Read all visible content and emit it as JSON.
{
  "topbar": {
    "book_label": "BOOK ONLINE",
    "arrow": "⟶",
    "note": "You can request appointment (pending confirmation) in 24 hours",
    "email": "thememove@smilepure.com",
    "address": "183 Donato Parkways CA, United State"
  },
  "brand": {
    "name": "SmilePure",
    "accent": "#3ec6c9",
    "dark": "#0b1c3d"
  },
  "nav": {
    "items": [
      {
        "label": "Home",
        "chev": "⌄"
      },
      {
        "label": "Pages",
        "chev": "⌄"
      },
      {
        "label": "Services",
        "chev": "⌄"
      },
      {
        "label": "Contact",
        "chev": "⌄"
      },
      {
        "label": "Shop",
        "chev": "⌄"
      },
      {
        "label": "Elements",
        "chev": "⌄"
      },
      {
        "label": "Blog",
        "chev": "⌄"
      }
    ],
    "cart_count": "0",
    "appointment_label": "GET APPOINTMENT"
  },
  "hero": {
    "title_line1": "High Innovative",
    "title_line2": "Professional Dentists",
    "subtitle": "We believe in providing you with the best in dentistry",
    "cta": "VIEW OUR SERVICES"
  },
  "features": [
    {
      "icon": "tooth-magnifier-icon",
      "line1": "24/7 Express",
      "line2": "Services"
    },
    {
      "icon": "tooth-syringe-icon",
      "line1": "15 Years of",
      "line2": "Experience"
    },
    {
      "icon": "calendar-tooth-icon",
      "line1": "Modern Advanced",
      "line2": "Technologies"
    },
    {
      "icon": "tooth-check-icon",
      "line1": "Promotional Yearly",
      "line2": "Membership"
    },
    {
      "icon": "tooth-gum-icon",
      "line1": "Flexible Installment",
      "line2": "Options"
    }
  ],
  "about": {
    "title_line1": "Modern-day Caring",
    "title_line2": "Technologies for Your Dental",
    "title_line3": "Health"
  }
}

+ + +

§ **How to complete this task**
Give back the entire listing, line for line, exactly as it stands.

§ **Result of the exercise**
Read all visible content and emit it as JSON.
{
  "topbar": {
    "book_label": "BOOK ONLINE",
    "arrow": "⟶",
    "note": "You can request appointment (pending confirmation) in 24 hours",
    "email": "thememove@smilepure.com",
    "address": "183 Donato Parkways CA, United State"
  },
  "brand": {
    "name": "SmilePure",
    "accent": "#3ec6c9",
    "dark": "#0b1c3d"
  },
  "nav": {
    "items": [
      {
        "label": "Home",
        "chev": "⌄"
      },
      {
        "label": "Pages",
        "chev": "⌄"
      },
      {
        "label": "Services",
        "chev": "⌄"
      },
      {
        "label": "Contact",
        "chev": "⌄"
      },
      {
        "label": "Shop",
        "chev": "⌄"
      },
      {
        "label": "Elements",
        "chev": "⌄"
      },
      {
        "label": "Blog",
        "chev": "⌄"
      }
    ],
    "cart_count": "0",
    "appointment_label": "GET APPOINTMENT"
  },
  "hero": {
    "title_line1": "High Innovative",
    "title_line2": "Professional Dentists",
    "subtitle": "We believe in providing you with the best in dentistry",
    "cta": "VIEW OUR SERVICES"
  },
  "features": [
    {
      "icon": "tooth-magnifier-icon",
      "line1": "24/7 Express",
      "line2": "Services"
    },
    {
      "icon": "tooth-syringe-icon",
      "line1": "15 Years of",
      "line2": "Experience"
    },
    {
      "icon": "calendar-tooth-icon",
      "line1": "Modern Advanced",
      "line2": "Technologies"
    },
    {
      "icon": "tooth-check-icon",
      "line1": "Promotional Yearly",
      "line2": "Membership"
    },
    {
      "icon": "tooth-gum-icon",
      "line1": "Flexible Installment",
      "line2": "Options"
    }
  ],
  "about": {
    "title_line1": "Modern-day Caring",
    "title_line2": "Technologies for Your Dental",
    "title_line3": "Health"
  }
}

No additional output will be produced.